How Owning a Vacation Home Affects Your Taxes
Most people decide on buying a vacation home with the intention of having a place to go and relax once or twice a year. It’s a wonderful idea, but before you finalize that purchase you should be aware of the responsibilities that follow. One of the most important things to consider when buying a vacation home is taxes. At what point are the taxes on your second home able to be deducted, and what affects the amount? Your friends at Maggi Tax want to make sure you know how to properly handle such an important purchase.
Are Vacation Homes Tax-Deductible?
The short answer is yes, vacation homes can be tax-deductible. Even so, there are many factors to keep in mind when planning out exactly how you want to use the property.
Here are the main uses for vacation homes:
- Personal use. Will this be a place where you bring your family and friends a couple weeks a year?
- Renting out. Is this property just going to be another source of regular income while you carry on per usual?
- Pure investment. Are you buying the property for the sole purpose of selling it in full at a later date?
Depending on your intentions, your taxes will be affected accordingly.
Personal Use vs Renting Out
Your vacation home is officially declared a personal residence if you use it for more than 14 days out of the year. If your family (parents, children, spouse, etc.) uses the property even without your presence, those days still count towards the 14 days of personal use. At that point, you can deduct mortgage interest and property taxes as you would your primary home.

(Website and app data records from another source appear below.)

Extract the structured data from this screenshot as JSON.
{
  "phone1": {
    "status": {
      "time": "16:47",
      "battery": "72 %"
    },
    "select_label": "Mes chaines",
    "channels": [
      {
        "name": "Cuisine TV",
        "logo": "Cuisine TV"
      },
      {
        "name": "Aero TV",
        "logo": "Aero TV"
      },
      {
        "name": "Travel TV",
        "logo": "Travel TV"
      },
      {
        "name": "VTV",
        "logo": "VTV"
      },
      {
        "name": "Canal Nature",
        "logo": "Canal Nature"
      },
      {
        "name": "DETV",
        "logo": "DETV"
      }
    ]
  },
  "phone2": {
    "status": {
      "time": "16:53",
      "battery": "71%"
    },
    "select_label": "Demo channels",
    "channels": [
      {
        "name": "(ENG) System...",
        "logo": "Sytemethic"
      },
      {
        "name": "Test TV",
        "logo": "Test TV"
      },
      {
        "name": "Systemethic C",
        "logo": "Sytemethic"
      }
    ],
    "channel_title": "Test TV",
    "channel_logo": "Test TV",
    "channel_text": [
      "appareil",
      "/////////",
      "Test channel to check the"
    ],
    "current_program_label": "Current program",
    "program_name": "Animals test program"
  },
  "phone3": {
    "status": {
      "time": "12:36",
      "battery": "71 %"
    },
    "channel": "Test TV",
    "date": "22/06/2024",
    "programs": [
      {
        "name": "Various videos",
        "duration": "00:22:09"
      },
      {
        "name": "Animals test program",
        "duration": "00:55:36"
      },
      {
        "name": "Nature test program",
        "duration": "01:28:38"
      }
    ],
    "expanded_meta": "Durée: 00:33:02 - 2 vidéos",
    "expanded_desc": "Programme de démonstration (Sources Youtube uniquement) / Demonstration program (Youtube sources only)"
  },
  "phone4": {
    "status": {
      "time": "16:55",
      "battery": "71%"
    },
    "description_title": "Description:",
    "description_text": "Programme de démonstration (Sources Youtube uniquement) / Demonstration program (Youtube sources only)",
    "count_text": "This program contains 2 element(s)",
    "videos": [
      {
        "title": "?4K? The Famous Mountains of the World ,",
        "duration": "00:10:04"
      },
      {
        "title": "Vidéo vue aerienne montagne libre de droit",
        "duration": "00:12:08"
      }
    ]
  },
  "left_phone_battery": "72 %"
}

Renting out the property comes with a different set of rules. The house is determined a rental if it is rented out for 14 or more days a year, along with less than 14 days of personal use (or if the personal use does not exceed more than 10% of the rental use). For rental properties, you’re able to deduct associating expenses such as insurance costs, property management fees, utilities, property depreciation, housekeeping, and repairs along with the usual mortgage interest and property taxes.
Tips for Maximizing Tax Deductions
The easiest way to maximize tax deductions on a vacation home is to limit the amount of use of the property. If you only rent out the home for less than 14 days a year, you can exclude it from your tax report. The same goes for personal use as long as you limit your stay to under 14 days or less than 10% of the number of days you rent it out for. To keep it simple, your personal use should be limited to one day for every 10 days that it is rented out.
Selling Your Vacation Home
When selling your second home, a good chunk of it goes to capital gains tax since the sale is considered profit from an investment. One way to mitigate the tax cost is to transform your vacation home into a primary residence prior to making the deal. To do that, you need to live on the property for at least two years without making any other sales during that time.
The Choice Is Yours
Whether you want to use your new vacation home for your own personal enjoyment, rent it out for steady long-term profit, or make a single large profit, now you know what to expect for every possible outcome.
If you have any more questions or need help working out the details of your vacation home purchase, give Maggi Tax a call to receive expert care you can count on.